A good rule to live by is to “hope for the best, but prepare for the worst”.
This is not only applicable when predicting things you can’t control, but also your own capabilities. Instead of expecting the best end result, lower your sights to something that is far easier to reach and still acceptable.
This comes with 2 benefits:
- It still allows you to anticipate a positive outcome, and to be excited about a potential positive outcome.
- It will keep you from being disappointed, as you already accounted for the more likely negative outcome.
5. Don’t compare yourself to others when setting personal expectations
We often set high expectations for ourselves based on the accomplishments of someone else.
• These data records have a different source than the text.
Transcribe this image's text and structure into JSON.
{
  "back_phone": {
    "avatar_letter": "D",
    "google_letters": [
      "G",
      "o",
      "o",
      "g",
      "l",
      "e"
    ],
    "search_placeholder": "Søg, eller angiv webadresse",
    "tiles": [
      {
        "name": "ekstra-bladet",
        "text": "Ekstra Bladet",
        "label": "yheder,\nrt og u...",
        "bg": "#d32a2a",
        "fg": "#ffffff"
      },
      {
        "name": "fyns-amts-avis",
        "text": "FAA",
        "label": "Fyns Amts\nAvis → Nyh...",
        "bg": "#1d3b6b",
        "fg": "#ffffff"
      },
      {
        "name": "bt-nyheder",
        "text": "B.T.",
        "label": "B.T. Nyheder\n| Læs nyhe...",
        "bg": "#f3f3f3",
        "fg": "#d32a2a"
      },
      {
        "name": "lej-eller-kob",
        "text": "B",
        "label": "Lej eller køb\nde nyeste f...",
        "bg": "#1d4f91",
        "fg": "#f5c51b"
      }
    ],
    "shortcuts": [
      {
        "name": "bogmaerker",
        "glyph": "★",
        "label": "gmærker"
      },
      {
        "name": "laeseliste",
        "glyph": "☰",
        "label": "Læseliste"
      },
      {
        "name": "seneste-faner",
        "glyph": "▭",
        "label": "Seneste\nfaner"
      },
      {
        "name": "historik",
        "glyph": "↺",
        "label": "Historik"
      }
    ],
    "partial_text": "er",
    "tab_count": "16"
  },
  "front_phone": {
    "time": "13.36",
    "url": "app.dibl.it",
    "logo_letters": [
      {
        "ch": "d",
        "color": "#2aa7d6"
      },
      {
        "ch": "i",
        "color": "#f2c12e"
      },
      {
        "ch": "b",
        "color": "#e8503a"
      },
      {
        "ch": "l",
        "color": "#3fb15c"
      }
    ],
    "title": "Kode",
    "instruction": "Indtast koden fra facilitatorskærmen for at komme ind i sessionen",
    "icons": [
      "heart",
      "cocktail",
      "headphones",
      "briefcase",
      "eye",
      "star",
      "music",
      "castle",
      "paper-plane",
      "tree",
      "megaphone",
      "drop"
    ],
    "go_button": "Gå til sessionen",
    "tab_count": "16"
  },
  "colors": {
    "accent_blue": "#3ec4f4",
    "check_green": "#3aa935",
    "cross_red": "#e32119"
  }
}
For example, if you join your friend for a dance lesson at the gym, you’ll likely feel disappointed in yourself if your friend got all the praise when you were struggling to keep up.
This is something you have to look out for when setting expectations. Comparing yourself to others is futile, as we’ve discussed already in a separate article.
You should only set expectations based on your own circle of influence. Focus on your own journey, and don’t let someone else’s accomplishments get in the way.
Let’s say that you’re trying to become a better runner. Sure, you can compare yourself to world-class marathoners, or to your friend who can barely run a mile. But what does that information give you?
That’s right: pretty much nothing.
Instead, you should be looking at your own progress. If you need to compare, look at how you did a month or a year ago. Have you made progress since then?
To quote Hemingway:
“There is nothing noble in being superior to your fellow man; true nobility is being superior to your former self.”
Setting expectations is part of the way our brains are wired, so to strive for a life without expectations would be futile. It’s however important to focus on setting realistic expectations in order to prevent future disappointment. For this to work, you need to develop self-awareness and not fall victim to common cognitive biases. In the end, your expectations should be based on your past journey, so that they won’t be affected by things you can’t control.
What do you think? Do you find it hard to lower your expectations? Or do you want to share another tip on how to live with fewer expectations? I’d love to hear from you in the comments below!